Say how many lines of the records include the string "issue". Nothing else belongs in the answer.

INFORMATION SHOWN ▸

=====

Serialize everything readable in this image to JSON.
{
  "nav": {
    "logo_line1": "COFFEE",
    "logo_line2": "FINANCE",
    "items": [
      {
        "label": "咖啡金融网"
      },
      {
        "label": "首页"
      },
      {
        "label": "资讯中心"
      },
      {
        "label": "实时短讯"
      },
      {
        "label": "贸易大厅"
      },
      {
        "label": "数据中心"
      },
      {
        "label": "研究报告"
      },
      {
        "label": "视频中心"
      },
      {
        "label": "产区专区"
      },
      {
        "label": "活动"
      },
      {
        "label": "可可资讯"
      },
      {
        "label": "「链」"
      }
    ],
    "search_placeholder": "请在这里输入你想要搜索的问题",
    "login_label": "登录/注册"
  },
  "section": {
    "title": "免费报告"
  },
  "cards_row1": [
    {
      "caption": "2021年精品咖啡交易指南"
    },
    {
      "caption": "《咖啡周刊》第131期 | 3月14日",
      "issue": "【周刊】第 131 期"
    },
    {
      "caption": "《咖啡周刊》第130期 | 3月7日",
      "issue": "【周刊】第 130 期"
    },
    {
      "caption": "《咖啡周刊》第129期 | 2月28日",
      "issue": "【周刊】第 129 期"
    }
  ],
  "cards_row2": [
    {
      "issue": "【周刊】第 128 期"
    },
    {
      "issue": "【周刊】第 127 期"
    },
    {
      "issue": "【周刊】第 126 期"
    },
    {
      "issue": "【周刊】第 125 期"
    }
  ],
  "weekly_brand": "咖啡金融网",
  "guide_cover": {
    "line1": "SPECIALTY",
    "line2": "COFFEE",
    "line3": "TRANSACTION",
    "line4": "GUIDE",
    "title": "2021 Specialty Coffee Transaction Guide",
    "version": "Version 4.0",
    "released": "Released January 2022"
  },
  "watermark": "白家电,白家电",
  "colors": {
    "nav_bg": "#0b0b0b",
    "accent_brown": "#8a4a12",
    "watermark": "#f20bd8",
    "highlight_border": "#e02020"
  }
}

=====

ANSWER TO THE EXERCISE ▸
7